Common Dreams - In 1786 and after hearing about the tax revolts occurring throughout the newly formed United States of America, Thomas Jefferson, who was in France, claimed such rebellions were good things...and it was medicine necessary for the sound health of government. On the other hand, Samuel Adams believed that those who had rebelled against the laws of a republic and were committing treason and should suffer death.
These differing views came to mind when a software engineer launched a suicide attack against the Internal Revenue Service (IRS). After setting his home on fire, Joseph Stack flew a small plane into an IRS building. Evidently, the tax rebel, or domestic terrorist, was unable to find work, had zero income, and did not file a tax return. As the IRS tried to collect taxes, he accused them of cannibalizing his savings and retirement funds.
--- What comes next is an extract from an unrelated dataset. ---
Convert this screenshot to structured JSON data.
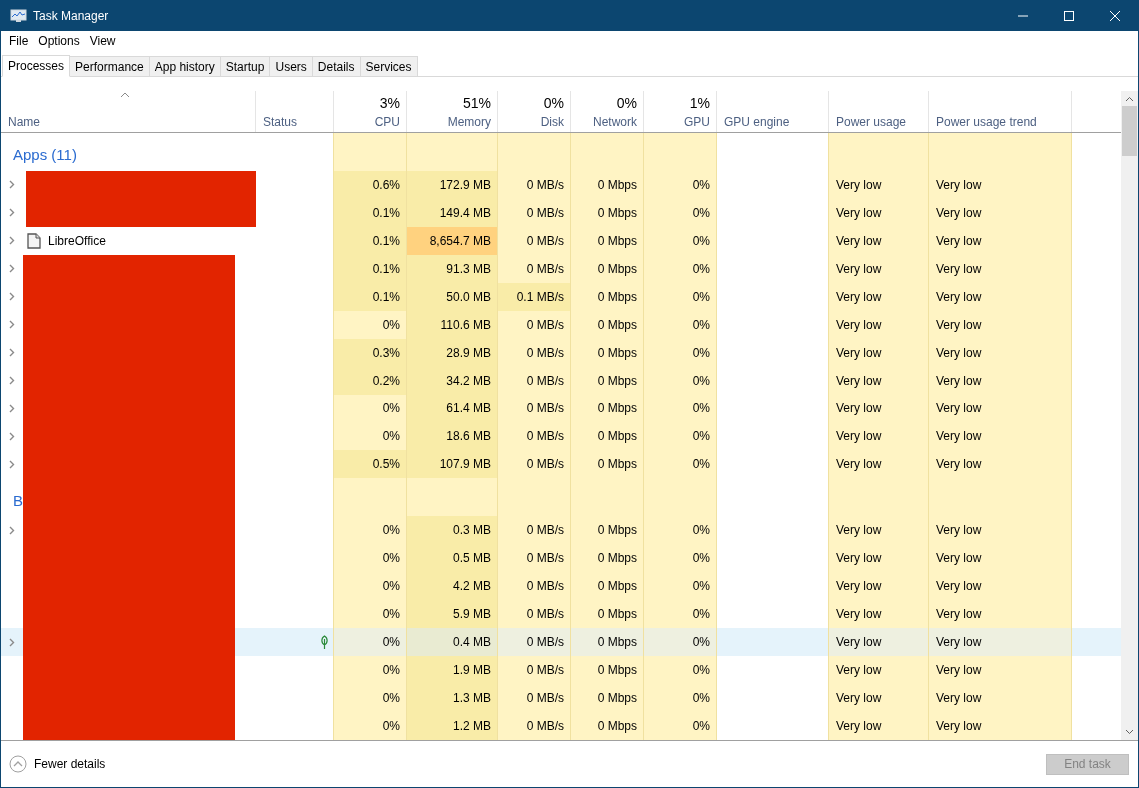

Stack believed the government was not interested in justice, but only concerned about financially bailing out America's corporations, its plunderers, and pompous political thugs. He accused law makers of becoming rich cronies, liars, and thieves that sought their own self-interests while ignoring corporate atrocities. By crashing a plane into an IRS building, he wanted to wake people up to government-sponsored draconian tax laws. Read more.